Week 28: Time to think about your relationship with your doctor or midwife. If you're worried that your concerns or values aren't being adressed, let your care provder know. Or, consider switching.

BirthWatch Tips
  • Consider staying at home to labor until contraction are 4-5 minutes apart. Pregnancy, Childbirth and the Newborn
  • Eating and drinking are important during labor. Think about what you'll pack with you so that you never go hungry in labor and be sure to check your hospital's policies about eating and drinking while in labor. Pregnancy, Childbirth and the Newborn
  • Are you satisfied with your maternity care provider? Do they answer your questions completely? Do they have enough time for your concerns? It's never too late to switch to a doctor or midwife who is a better personality fit for you. Pregnancy, Childbirth and the Newborn
  • If you have round ligament pain, a sharp or pulling sensation on one side of your lower belly when you twist, bend, or reach, get into the habit of moving a little slower and supporting your belly with your hands when you move from sitting or laying down. Moist heat from a heating pad or rice sock can also help relax the ligaments that are causing pain. BabyCenter.com
  • Social support during pregnancy and especially early parenthood is vitally important to your mental health and emotional well-being. During pregnancy, it's a good idea to widen your social network with women who understand what you're going through and what you'll need during the postpartum period.
  • While lying on your back, either for sleep or exercise, keep a small folded towel under your right hip to displace the weight of your uterus off the vein that returns blood to your heart. If you ever feel dizzy, light-headed or nauseous while lying on your back, just roll over on your side until the sensation passes.
  • Recognizing and responding to the warning signs of pregnancy means you can increase your chances of a good outcome for you and your baby. Always call your care provider right away if you experience: 1) Signs of pregnancy-induced hypertension like blurring vision, spots before your eyes, headache or sudden swelling or weight gain; 2) Decreased fetal movement; 3) Bright red bleeding; 4) Any signs of preterm labor, especially contractions or menstrual like cramps, leaking fluid, persistent, dull backache, pelvic or thigh pressure. Pregnancy, Childbirth and the Newborn

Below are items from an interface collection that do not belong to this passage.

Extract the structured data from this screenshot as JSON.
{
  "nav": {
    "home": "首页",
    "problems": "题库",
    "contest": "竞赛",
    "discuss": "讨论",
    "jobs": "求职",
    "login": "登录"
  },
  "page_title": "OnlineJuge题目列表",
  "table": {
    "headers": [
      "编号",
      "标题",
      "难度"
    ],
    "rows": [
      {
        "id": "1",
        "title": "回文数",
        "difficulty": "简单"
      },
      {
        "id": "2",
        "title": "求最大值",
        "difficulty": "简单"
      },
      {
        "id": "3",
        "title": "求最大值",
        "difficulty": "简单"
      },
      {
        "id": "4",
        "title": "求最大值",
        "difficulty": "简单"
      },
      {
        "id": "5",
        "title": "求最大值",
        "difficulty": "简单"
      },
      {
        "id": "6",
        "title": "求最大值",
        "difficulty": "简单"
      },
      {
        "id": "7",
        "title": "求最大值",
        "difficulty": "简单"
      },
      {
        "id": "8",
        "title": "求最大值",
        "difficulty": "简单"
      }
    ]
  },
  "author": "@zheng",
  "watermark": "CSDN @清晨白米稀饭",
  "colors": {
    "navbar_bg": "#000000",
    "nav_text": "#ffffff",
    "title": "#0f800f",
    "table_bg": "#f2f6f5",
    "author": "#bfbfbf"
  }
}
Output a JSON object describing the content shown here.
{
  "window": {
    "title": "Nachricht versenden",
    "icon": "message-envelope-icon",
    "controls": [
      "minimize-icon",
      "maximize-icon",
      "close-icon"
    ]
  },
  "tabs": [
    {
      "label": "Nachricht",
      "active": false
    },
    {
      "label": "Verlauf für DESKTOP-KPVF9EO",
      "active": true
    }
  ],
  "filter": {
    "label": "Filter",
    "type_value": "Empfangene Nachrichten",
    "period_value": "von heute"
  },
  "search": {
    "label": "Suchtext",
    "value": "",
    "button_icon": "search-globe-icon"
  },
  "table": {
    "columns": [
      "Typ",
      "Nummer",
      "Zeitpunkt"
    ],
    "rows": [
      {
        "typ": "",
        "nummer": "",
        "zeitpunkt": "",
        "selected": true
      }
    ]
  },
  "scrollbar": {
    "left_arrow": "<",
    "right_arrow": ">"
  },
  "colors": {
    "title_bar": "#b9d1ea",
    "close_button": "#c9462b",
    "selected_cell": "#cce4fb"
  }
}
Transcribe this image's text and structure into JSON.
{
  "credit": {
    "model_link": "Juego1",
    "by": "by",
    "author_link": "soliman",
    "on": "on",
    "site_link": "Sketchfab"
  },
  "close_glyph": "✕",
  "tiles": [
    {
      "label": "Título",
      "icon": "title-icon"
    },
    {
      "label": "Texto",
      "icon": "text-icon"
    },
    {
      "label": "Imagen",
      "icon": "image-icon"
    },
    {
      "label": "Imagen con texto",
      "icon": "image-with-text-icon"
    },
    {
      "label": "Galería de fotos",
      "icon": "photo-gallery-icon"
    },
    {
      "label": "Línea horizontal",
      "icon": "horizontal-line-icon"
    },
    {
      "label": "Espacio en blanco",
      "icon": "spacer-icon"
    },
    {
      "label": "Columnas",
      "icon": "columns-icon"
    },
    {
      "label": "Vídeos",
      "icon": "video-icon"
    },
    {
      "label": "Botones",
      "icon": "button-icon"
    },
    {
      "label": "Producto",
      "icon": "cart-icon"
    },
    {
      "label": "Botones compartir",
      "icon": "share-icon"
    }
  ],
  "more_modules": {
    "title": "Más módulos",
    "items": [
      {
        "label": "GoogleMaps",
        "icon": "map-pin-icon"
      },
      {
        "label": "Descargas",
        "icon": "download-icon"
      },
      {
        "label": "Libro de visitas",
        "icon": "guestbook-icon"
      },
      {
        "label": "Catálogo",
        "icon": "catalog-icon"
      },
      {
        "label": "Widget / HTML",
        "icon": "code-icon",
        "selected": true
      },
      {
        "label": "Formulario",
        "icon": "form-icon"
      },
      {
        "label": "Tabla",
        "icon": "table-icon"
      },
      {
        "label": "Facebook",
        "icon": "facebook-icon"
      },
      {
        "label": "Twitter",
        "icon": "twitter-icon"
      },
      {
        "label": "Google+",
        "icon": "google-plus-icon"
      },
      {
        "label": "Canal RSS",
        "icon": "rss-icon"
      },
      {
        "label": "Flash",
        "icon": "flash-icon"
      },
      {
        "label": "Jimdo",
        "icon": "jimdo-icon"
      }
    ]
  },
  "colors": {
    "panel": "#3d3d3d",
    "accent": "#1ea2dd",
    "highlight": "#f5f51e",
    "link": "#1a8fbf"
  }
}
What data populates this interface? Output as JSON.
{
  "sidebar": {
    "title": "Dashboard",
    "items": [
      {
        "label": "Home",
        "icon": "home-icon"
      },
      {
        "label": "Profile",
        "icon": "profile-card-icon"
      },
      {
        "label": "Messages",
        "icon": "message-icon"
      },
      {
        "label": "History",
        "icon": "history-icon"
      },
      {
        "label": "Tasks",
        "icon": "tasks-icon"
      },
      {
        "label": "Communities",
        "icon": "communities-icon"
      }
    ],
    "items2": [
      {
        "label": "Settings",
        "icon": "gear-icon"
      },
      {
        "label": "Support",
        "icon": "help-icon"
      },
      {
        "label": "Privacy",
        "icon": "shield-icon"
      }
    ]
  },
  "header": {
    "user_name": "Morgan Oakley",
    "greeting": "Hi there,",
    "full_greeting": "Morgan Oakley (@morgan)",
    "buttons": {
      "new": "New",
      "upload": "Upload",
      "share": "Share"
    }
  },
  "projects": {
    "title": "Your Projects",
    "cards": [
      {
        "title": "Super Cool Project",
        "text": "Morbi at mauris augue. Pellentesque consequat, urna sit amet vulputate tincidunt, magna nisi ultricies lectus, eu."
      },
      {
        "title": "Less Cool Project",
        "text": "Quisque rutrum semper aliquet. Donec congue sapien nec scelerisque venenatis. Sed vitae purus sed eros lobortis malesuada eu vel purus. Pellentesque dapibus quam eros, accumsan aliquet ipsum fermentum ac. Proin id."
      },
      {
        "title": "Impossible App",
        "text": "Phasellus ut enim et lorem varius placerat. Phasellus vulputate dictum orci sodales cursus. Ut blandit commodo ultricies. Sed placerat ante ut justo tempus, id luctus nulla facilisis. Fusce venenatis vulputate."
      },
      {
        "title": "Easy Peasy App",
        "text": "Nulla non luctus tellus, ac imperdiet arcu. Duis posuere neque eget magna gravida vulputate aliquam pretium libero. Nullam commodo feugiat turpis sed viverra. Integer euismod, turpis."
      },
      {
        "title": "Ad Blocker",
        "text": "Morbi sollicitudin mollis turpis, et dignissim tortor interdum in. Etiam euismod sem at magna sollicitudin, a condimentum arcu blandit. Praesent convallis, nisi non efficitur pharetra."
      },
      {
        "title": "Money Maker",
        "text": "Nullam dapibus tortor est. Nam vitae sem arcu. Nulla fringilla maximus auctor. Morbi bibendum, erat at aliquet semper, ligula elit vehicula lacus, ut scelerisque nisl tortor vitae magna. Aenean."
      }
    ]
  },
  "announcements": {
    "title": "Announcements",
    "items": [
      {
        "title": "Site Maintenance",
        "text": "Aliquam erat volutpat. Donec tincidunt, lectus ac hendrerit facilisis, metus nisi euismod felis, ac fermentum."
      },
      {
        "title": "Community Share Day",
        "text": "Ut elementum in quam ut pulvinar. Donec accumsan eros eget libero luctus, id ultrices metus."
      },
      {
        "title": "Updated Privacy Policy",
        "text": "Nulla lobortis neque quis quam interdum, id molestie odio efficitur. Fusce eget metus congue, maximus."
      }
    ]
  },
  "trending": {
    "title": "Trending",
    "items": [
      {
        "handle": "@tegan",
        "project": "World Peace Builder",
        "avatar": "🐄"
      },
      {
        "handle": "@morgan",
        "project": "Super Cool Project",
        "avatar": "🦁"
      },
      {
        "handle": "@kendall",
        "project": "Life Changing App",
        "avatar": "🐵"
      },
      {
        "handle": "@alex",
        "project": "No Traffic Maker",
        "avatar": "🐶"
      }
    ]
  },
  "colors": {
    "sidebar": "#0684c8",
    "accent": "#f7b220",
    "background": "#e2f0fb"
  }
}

Tips for Week 27

Tips for Week 29

BirthWatch Recommends:

The Working Woman's Pregnancy Book

It's the open-mindedness of this book that makes it great. Written by an obstetrician who acknowledges the emotional and social factors of pregnancy in the workplace. You'll feel more calm and collected about being pregnant and working and what healthy modifications you might want to make at work.

See All Reading Recommendations For the Third Trimester